I do believe this would be a first: Japanese player returns to MLB after previously returning to Japan.
That’s what former Red Sox reliever Hideki Okajima is looking to do after posting a 0.94 ERA in 47 2/3 innings for the SoftBank Hawks in 2012.
Of course, Okajima never wanted to go back to pitching in Japan in the first place. He signed a minor league deal with the Yankees last spring, only to have the contract voided because of an undisclosed physical issue. As it turns out, he probably would have been pretty useful had the Yankees kept him around.
Okajima, who turns 37 in December, had a 3.11 ERA in 246 1/3 innings for the Red Sox between 2007-11. He hasn’t really been a successful big-league reliever since 2009, but as long as he’s willing to take a minor league contract, there will probably be at least a few teams interested in his services.
Last year Pete Rose field a defamation lawsuit against attorney John Dowd after Dowd gave a radio interview in which he said that Rose had sexual relations with underage girls that amounted to “statutory rape, every time.” Today Rose dismissed the suit.
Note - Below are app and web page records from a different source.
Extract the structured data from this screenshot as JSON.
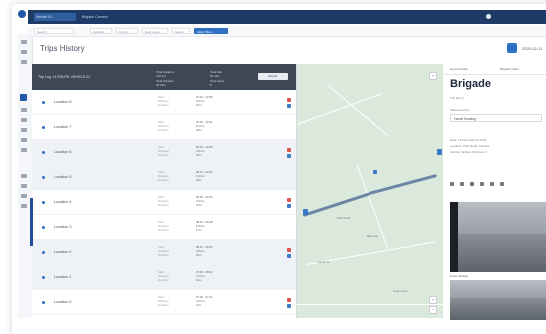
{
  "topbar": {
    "vehicle_select": "Vehicle 01",
    "secondary": "Brigade Connect"
  },
  "filters": [
    "Search",
    "Vehicles",
    "Drivers",
    "Date range",
    "Status"
  ],
  "filter_apply": "Apply filters",
  "page": {
    "title": "Trips History",
    "date_label": "2020-02-11"
  },
  "list": {
    "header_label": "Trip Log: 11 ROUTE VEHICLE 01",
    "stats": [
      {
        "label": "Total distance",
        "value": "128 km"
      },
      {
        "label": "Total duration",
        "value": "4h 32m"
      },
      {
        "label": "Total idle",
        "value": "0h 22m"
      },
      {
        "label": "Total stops",
        "value": "8"
      }
    ],
    "export_label": "Export",
    "rows": [
      {
        "location": "Location 8",
        "shaded": false,
        "meta": [
          "Start",
          "Distance",
          "Duration"
        ],
        "vals": [
          "10:42 - 10:58",
          "5.4 km",
          "16m"
        ]
      },
      {
        "location": "Location 7",
        "shaded": false,
        "meta": [
          "Start",
          "Distance",
          "Duration"
        ],
        "vals": [
          "10:02 - 10:31",
          "8.1 km",
          "29m"
        ]
      },
      {
        "location": "Location 6",
        "shaded": true,
        "meta": [
          "Start",
          "Distance",
          "Duration"
        ],
        "vals": [
          "09:40 - 09:55",
          "4.0 km",
          "15m"
        ]
      },
      {
        "location": "Location 5",
        "shaded": true,
        "meta": [
          "Start",
          "Distance",
          "Duration"
        ],
        "vals": [
          "09:12 - 09:30",
          "6.2 km",
          "18m"
        ]
      },
      {
        "location": "Location 4",
        "shaded": false,
        "meta": [
          "Start",
          "Distance",
          "Duration"
        ],
        "vals": [
          "08:55 - 09:05",
          "3.3 km",
          "10m"
        ]
      },
      {
        "location": "Location 3",
        "shaded": false,
        "meta": [
          "Start",
          "Distance",
          "Duration"
        ],
        "vals": [
          "08:31 - 08:48",
          "5.9 km",
          "17m"
        ]
      },
      {
        "location": "Location 2",
        "shaded": true,
        "meta": [
          "Start",
          "Distance",
          "Duration"
        ],
        "vals": [
          "08:10 - 08:25",
          "4.6 km",
          "15m"
        ]
      },
      {
        "location": "Location 1",
        "shaded": true,
        "meta": [
          "Start",
          "Distance",
          "Duration"
        ],
        "vals": [
          "07:48 - 08:02",
          "4.1 km",
          "14m"
        ]
      },
      {
        "location": "Location 0",
        "shaded": false,
        "meta": [
          "Start",
          "Distance",
          "Duration"
        ],
        "vals": [
          "07:30 - 07:41",
          "3.2 km",
          "11m"
        ]
      }
    ]
  },
  "map": {
    "labels": [
      "Park Road",
      "Mill Lane",
      "Church St",
      "Green Lane"
    ]
  },
  "detail": {
    "tabs": [
      "Event Details",
      "Brigade Video"
    ],
    "brand": "Brigade",
    "section_label": "Trip Event",
    "field_label": "Selected event",
    "field_value": "Harsh Braking",
    "info": [
      "Date: 11-Feb-2020 at 10:51",
      "Location: Park Road, Ashford",
      "Vehicle: Vehicle 01 Driver 4"
    ],
    "video_caption_1": "Front camera",
    "video_caption_2": "Rear camera"
  },
  "colors": {
    "nav_dark": "#1e3a66",
    "accent": "#2f6fc4",
    "list_header": "#3d4756",
    "map_bg": "#dbe8dc",
    "route": "#6c86a8",
    "badge_red": "#d9534f",
    "badge_blue": "#3c78c8"
  }
}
In a statement issued by Rose’s lawyer and Dowd’s lawyer, the parties say they agreed “based on mutual consideration, to the dismissal with prejudice of Mr. Rose’s lawsuit against Mr. Dowd.” They say they can’t comment further.
Dowd, of course, is the man who conducted the investigation into Rose’s gambling which resulted in the Hit King being placed on baseball’s permanently ineligible list back in 1989. The two have sparred through the media sporadically over the years, with Rose disputing Dowd’s findings despite agreeing to his ban back in 1989. Rose has changed his story about his gambling many times, usually when he had an opportunity to either make money off of it, like when he wrote his autobiography, or when he sought, unsuccessfully, to be reinstated to baseball. Dowd has stood by his report ever since it was released.
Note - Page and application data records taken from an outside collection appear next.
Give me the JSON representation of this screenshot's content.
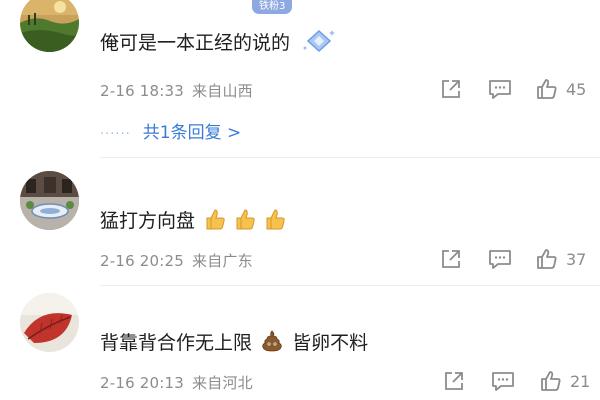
{
  "colors": {
    "link": "#3b7bd8",
    "meta": "#8c8c8c",
    "text": "#1f1f1f",
    "badge": "#8ea9e2"
  },
  "comments": [
    {
      "text": "俺可是一本正经的说的",
      "badge": "铁粉3",
      "time": "2-16 18:33",
      "location": "来自山西",
      "likes": "45",
      "replies_label": "共1条回复 >",
      "replies_dots": "······",
      "avatar_icon": "landscape-avatar"
    },
    {
      "text": "猛打方向盘",
      "emoji": [
        "thumbs-up-emoji",
        "thumbs-up-emoji",
        "thumbs-up-emoji"
      ],
      "time": "2-16 20:25",
      "location": "来自广东",
      "likes": "37",
      "avatar_icon": "courtyard-avatar"
    },
    {
      "text": "背靠背合作无上限",
      "text_suffix": "皆卵不料",
      "emoji": [
        "poop-emoji"
      ],
      "time": "2-16 20:13",
      "location": "来自河北",
      "likes": "21",
      "avatar_icon": "leaf-avatar"
    }
  ]
}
In the wake of Dowd’s radio comments in 2015, a woman came forward to say that she and Rose had a sexual relationship when she was under the age of 16, seemingly confirming Dowd’s assertion and forming the basis for a strong defense of Rose’s claims (truth is a total defense to a defamation claim). They seem now, however, to have buried the hatchet. Or at least buried the litigation.
That leaves Dowd more free time to defend his latest client, President Trump. And Rose more time to do whatever it is Pete Rose does with his time.